### Exercise brief
Copy out each line from the material where the word "your" is found.

### Data provided
· · ·

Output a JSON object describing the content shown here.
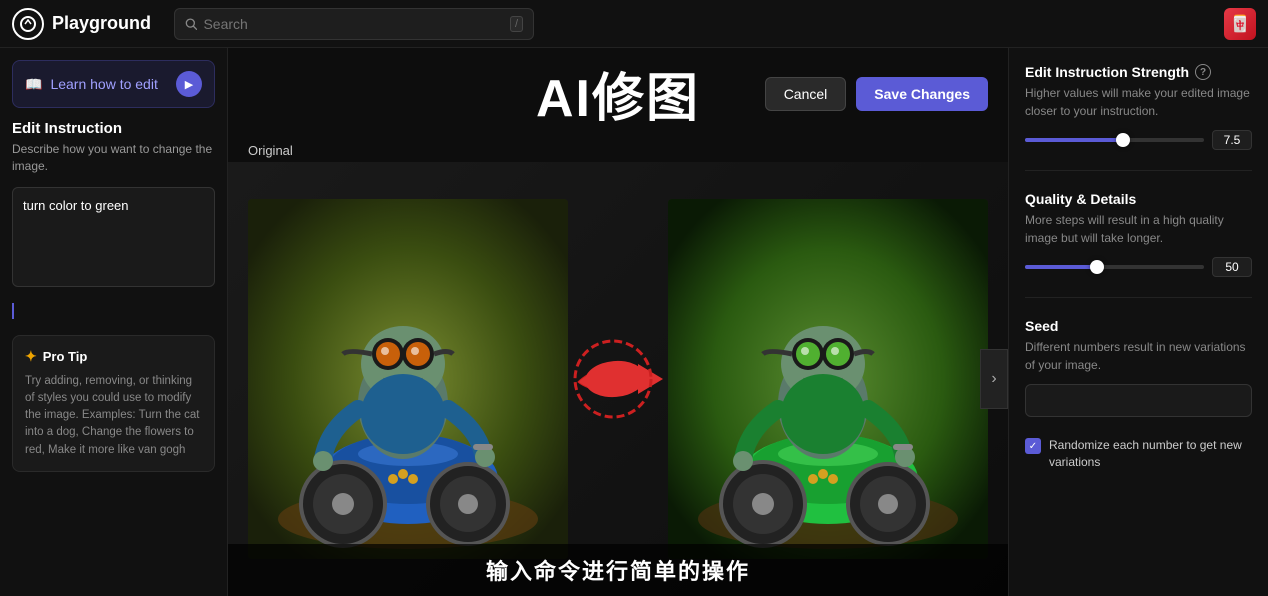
{
  "nav": {
    "logo_text": "Playground",
    "search_placeholder": "Search",
    "search_shortcut": "/",
    "avatar_emoji": "🀄"
  },
  "left_sidebar": {
    "learn_btn_label": "Learn how to edit",
    "edit_instruction_title": "Edit Instruction",
    "edit_instruction_desc": "Describe how you want to change the image.",
    "instruction_value": "turn color to green",
    "pro_tip_title": "Pro Tip",
    "pro_tip_text": "Try adding, removing, or thinking of styles you could use to modify the image. Examples: Turn the cat into a dog, Change the flowers to red, Make it more like van gogh"
  },
  "center": {
    "ai_title": "AI修图",
    "cancel_label": "Cancel",
    "save_label": "Save Changes",
    "original_label": "Original",
    "chinese_subtitle": "输入命令进行简单的操作"
  },
  "right_sidebar": {
    "strength_title": "Edit Instruction Strength",
    "strength_desc": "Higher values will make your edited image closer to your instruction.",
    "strength_value": "7.5",
    "strength_percent": 55,
    "quality_title": "Quality & Details",
    "quality_desc": "More steps will result in a high quality image but will take longer.",
    "quality_value": "50",
    "quality_percent": 40,
    "seed_title": "Seed",
    "seed_desc": "Different numbers result in new variations of your image.",
    "seed_value": "",
    "randomize_label": "Randomize each number to get new variations"
  }
}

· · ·

### Written answer
    "strength_desc": "Higher values will make your edited image closer to your instruction.",
    "seed_desc": "Different numbers result in new variations of your image.",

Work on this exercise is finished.